▶ About this exercise: Below are entries; work out how many of their lines hold "meta", giving only that number.

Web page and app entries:
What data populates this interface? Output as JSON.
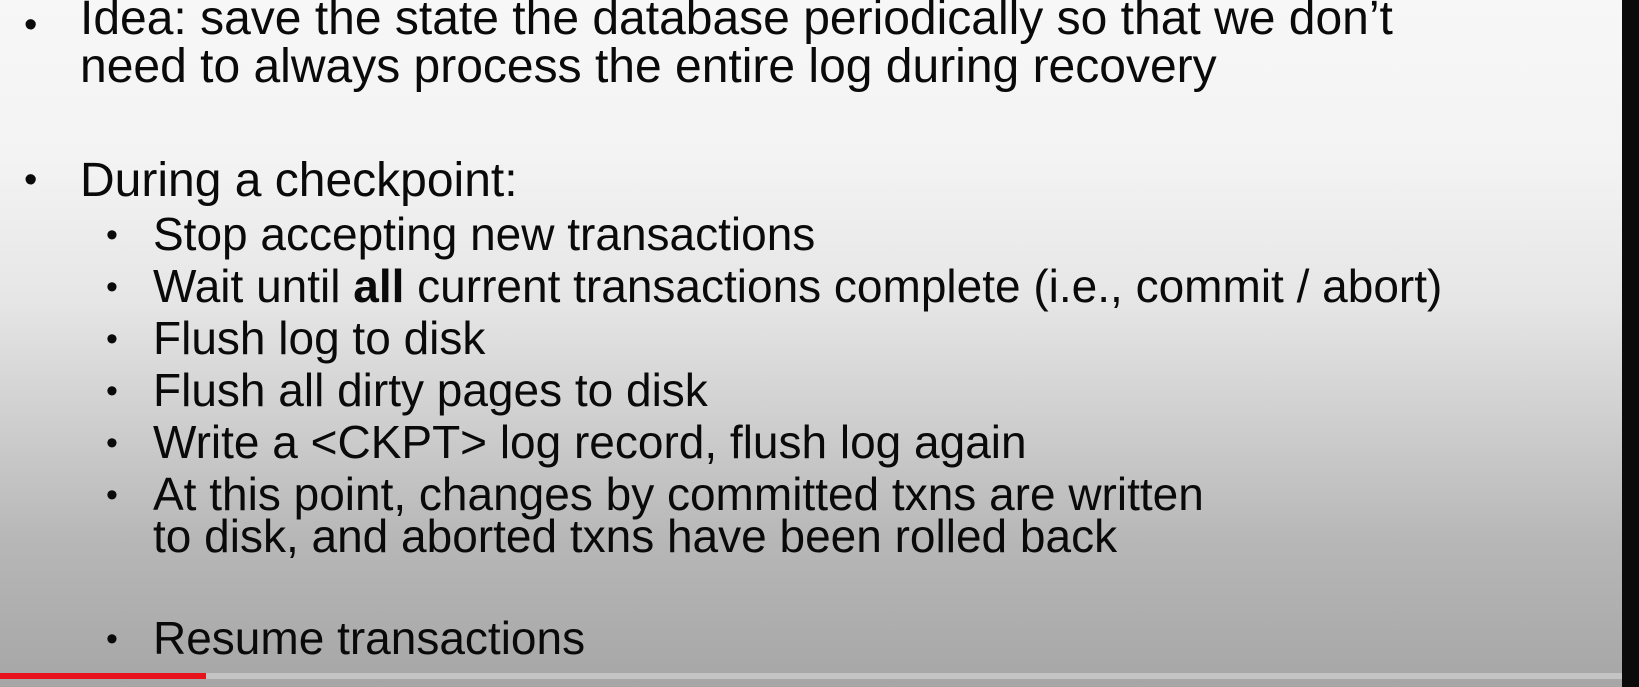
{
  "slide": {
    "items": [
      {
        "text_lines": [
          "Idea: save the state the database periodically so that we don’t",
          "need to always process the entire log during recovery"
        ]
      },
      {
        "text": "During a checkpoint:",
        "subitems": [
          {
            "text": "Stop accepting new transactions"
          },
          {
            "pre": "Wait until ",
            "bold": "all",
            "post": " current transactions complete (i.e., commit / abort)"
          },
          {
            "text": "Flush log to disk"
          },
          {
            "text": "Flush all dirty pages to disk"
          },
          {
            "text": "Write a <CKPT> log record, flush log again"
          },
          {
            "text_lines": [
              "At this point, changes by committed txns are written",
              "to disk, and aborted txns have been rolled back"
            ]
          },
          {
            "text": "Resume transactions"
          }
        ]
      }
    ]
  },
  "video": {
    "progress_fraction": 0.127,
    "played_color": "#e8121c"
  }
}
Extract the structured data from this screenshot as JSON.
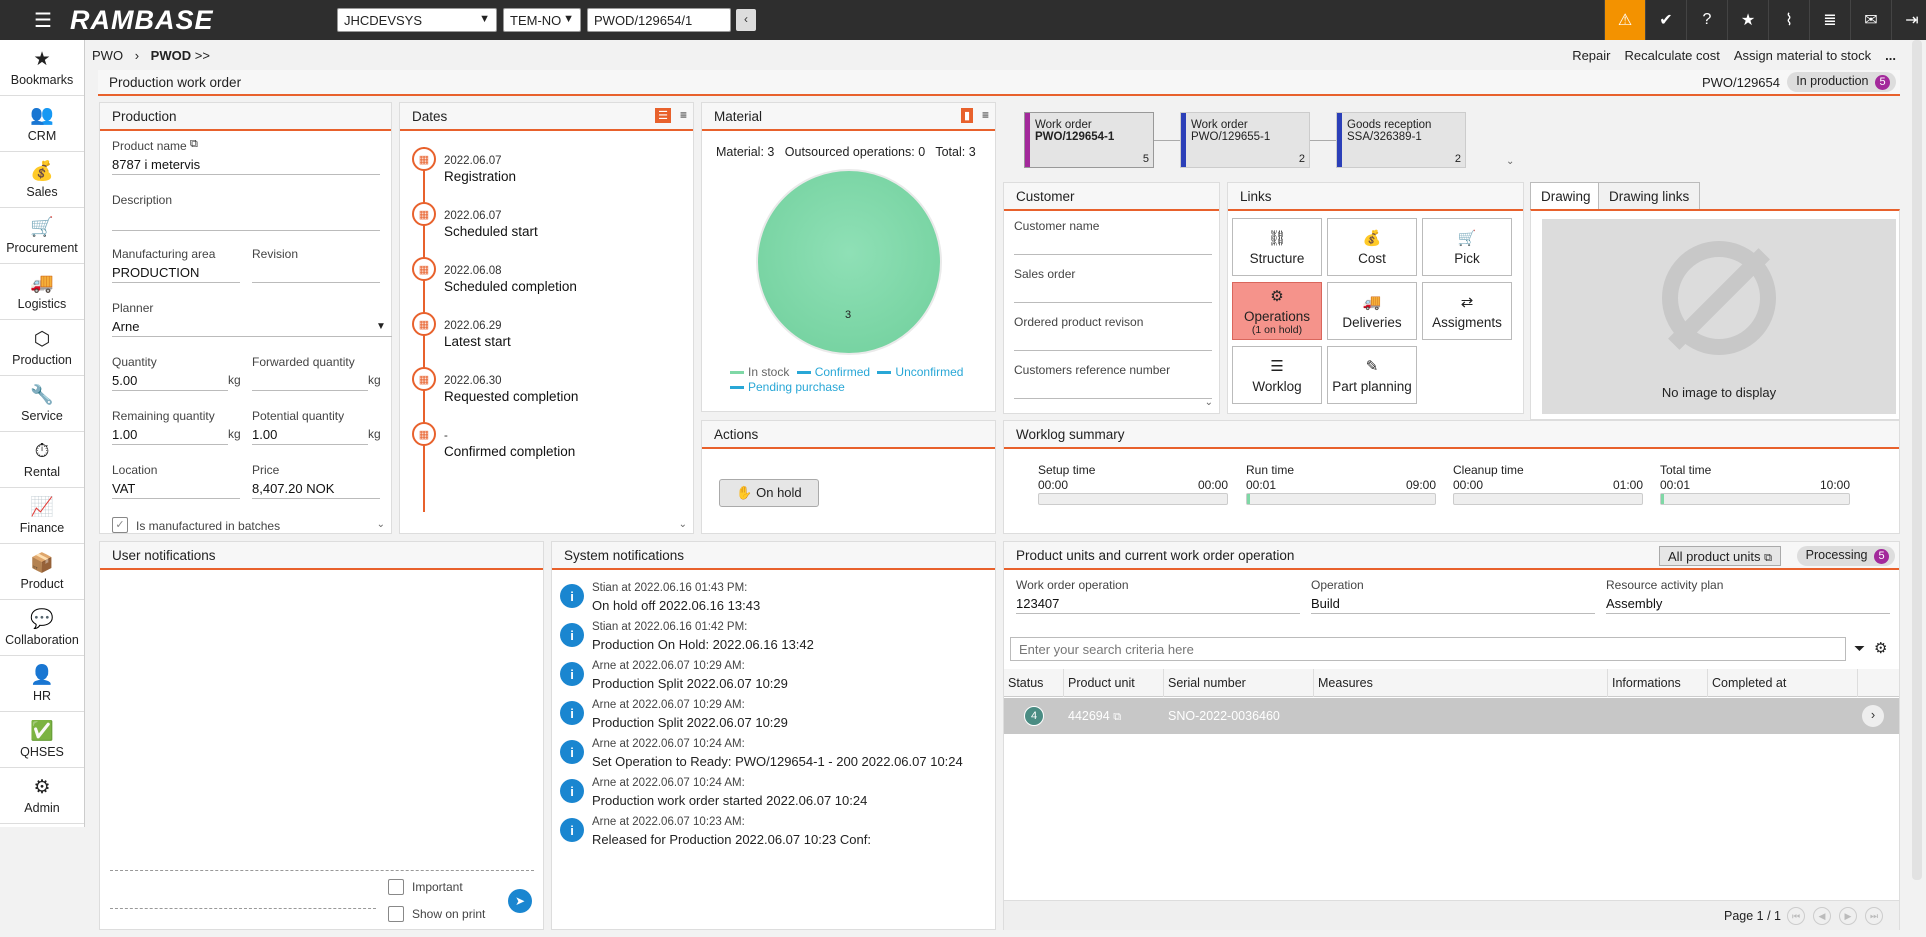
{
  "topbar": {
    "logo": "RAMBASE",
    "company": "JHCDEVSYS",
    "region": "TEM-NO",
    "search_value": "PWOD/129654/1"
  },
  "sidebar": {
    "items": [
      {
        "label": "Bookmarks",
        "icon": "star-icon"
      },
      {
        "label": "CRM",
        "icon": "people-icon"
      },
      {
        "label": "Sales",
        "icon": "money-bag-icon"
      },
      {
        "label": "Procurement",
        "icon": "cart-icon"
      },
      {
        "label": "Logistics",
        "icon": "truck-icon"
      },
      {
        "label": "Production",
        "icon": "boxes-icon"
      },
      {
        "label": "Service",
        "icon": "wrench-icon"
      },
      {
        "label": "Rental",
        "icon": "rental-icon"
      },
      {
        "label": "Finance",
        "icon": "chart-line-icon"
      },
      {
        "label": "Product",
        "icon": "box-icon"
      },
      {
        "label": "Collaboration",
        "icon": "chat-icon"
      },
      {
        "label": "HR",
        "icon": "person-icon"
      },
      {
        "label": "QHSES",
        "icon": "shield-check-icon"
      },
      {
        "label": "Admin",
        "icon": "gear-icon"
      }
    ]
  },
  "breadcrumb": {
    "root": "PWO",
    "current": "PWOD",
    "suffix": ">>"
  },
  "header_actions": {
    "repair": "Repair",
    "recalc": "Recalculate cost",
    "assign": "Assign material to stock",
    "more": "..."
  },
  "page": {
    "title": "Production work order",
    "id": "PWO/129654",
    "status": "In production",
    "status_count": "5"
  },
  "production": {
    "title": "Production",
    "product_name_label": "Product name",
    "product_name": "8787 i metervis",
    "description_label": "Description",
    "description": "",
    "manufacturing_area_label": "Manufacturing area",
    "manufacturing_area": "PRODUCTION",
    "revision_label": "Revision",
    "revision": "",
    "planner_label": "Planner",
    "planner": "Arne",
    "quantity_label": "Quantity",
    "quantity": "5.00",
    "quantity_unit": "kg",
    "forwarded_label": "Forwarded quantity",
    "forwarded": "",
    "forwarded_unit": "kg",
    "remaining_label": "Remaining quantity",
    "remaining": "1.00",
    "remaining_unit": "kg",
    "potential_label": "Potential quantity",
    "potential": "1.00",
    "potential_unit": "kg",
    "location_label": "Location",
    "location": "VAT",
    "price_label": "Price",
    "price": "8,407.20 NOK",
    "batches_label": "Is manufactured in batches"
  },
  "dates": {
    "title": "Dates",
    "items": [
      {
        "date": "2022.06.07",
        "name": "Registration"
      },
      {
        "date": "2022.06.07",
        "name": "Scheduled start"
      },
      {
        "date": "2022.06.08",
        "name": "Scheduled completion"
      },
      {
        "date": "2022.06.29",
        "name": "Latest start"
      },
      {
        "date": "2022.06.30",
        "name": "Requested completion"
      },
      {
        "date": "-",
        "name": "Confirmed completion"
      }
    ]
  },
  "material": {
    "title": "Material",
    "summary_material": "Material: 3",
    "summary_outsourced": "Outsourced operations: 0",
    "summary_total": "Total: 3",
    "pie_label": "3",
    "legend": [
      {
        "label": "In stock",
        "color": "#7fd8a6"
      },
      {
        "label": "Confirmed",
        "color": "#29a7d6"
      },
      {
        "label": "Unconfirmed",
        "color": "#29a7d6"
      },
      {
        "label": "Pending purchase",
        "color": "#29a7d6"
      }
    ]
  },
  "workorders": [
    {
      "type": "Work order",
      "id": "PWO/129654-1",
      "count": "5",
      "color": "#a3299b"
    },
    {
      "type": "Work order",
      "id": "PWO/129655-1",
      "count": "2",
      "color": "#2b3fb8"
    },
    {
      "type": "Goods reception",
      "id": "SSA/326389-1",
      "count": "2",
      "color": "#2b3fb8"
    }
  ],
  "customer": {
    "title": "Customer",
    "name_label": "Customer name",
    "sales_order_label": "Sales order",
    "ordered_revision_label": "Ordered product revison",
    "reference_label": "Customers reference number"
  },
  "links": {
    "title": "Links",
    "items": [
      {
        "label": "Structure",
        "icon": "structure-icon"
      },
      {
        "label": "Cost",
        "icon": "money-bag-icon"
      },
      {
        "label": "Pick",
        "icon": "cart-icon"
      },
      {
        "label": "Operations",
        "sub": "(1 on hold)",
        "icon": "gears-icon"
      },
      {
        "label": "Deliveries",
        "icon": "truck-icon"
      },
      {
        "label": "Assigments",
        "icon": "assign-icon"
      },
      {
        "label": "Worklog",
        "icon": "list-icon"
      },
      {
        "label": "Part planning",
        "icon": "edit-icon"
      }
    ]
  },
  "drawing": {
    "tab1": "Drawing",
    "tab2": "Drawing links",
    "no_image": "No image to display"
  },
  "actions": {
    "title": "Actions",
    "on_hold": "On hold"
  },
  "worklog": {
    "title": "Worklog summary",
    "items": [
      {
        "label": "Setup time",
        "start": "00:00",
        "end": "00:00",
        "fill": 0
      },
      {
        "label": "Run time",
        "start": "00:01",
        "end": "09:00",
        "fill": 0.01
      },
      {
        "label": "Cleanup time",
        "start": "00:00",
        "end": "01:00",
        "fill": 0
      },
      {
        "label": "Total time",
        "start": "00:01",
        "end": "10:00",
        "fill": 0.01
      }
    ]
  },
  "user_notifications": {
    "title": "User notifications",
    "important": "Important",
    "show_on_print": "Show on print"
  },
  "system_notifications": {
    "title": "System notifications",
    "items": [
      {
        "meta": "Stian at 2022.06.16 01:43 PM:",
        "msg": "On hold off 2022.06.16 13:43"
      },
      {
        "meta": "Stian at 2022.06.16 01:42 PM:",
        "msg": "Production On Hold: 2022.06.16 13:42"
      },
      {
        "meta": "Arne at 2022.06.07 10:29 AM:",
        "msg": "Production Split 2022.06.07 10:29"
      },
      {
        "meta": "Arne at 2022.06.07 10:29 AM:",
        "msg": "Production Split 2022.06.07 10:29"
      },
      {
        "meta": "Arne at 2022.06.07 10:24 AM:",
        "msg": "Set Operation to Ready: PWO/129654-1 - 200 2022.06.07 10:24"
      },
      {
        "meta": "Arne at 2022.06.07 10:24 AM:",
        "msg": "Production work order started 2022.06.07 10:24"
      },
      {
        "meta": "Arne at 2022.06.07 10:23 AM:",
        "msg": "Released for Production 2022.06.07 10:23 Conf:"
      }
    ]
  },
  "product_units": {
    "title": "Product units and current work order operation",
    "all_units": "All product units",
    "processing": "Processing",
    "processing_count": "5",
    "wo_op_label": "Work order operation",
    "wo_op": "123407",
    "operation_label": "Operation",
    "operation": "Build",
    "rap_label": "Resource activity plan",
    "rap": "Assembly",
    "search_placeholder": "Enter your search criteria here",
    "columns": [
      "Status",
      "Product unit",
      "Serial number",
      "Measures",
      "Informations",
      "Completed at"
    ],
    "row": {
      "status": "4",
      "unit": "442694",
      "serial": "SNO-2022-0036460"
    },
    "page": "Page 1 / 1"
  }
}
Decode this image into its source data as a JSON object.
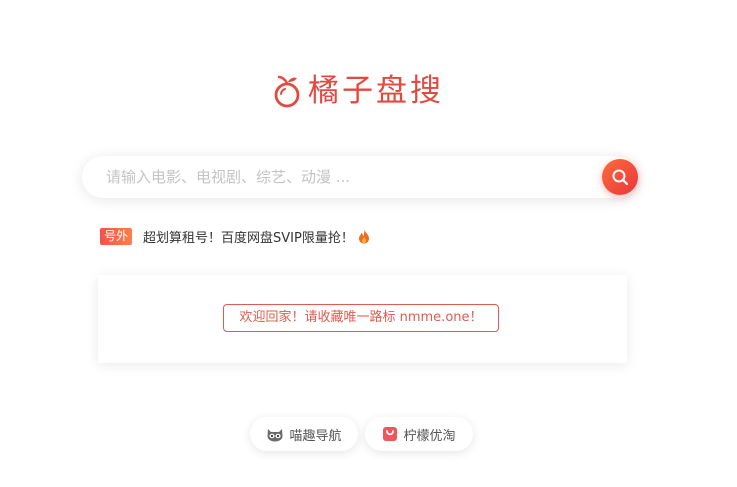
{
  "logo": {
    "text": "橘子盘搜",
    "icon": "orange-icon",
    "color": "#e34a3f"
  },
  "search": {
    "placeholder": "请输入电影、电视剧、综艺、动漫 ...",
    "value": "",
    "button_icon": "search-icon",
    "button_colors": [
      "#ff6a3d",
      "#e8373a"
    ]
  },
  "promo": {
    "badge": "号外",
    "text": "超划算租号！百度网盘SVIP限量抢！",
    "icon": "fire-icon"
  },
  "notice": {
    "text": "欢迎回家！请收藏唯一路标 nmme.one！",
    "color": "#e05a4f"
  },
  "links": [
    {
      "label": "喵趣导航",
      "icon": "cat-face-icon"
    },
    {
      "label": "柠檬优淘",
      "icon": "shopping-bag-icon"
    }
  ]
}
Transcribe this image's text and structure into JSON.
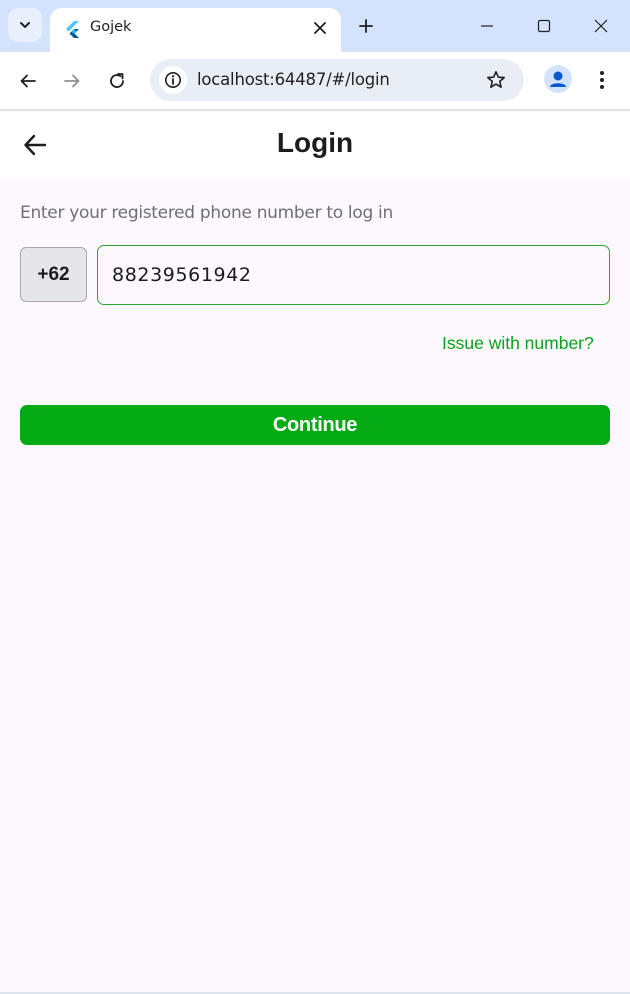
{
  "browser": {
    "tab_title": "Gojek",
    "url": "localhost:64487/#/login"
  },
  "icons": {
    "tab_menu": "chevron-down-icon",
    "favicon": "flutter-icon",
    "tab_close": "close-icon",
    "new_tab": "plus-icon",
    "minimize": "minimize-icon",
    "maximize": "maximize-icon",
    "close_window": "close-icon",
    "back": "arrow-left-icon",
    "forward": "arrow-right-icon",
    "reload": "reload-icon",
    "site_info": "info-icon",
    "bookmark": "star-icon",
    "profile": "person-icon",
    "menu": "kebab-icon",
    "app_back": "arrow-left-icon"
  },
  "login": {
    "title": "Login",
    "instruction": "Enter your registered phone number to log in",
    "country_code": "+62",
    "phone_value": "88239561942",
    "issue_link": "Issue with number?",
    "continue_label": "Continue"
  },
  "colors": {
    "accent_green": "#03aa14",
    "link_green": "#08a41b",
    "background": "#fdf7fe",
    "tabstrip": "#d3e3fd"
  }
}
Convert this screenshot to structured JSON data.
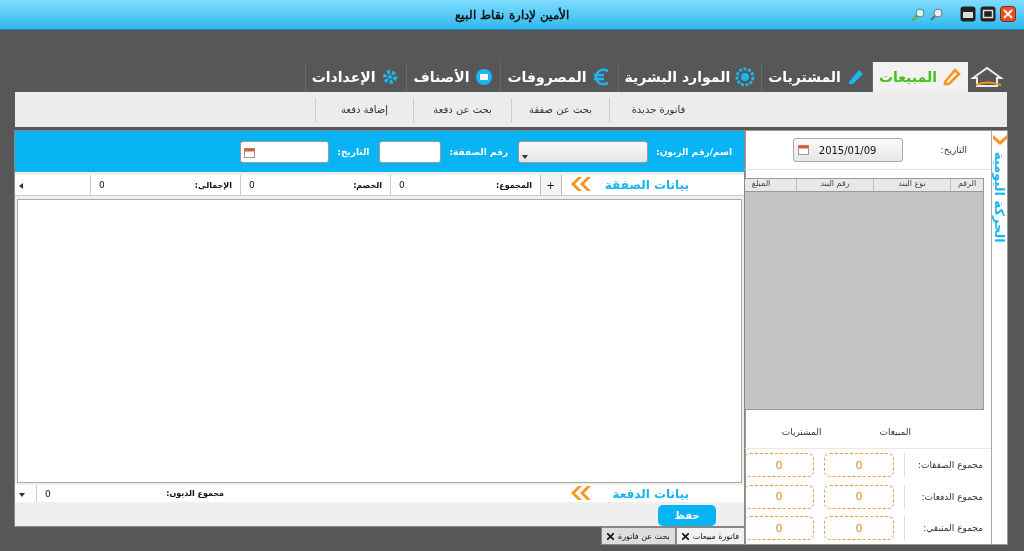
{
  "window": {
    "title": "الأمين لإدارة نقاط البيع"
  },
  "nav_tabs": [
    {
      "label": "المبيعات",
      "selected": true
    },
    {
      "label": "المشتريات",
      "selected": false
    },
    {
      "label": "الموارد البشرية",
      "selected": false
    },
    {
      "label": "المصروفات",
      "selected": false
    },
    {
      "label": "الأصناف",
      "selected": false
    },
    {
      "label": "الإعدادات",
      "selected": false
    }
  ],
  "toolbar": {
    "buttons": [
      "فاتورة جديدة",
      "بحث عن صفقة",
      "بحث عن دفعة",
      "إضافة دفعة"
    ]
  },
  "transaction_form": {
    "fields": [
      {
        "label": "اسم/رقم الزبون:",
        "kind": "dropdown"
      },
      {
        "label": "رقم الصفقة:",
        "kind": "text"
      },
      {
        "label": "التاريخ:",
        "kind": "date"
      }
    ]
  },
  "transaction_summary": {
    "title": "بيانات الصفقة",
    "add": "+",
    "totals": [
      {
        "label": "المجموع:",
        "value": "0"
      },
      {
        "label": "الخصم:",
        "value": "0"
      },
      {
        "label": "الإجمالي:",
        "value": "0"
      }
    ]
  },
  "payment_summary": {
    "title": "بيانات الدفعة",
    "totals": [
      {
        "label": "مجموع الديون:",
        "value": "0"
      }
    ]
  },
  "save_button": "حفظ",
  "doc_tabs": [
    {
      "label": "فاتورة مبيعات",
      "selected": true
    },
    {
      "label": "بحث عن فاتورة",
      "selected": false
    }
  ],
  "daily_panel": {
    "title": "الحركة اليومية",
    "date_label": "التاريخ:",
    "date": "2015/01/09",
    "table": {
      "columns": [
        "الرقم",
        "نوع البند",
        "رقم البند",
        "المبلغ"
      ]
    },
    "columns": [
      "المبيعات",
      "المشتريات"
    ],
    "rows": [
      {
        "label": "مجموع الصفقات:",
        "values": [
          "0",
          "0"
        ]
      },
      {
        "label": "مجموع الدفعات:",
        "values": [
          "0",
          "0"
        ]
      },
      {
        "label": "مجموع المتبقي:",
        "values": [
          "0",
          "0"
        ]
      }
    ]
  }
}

▶ Expected output: 7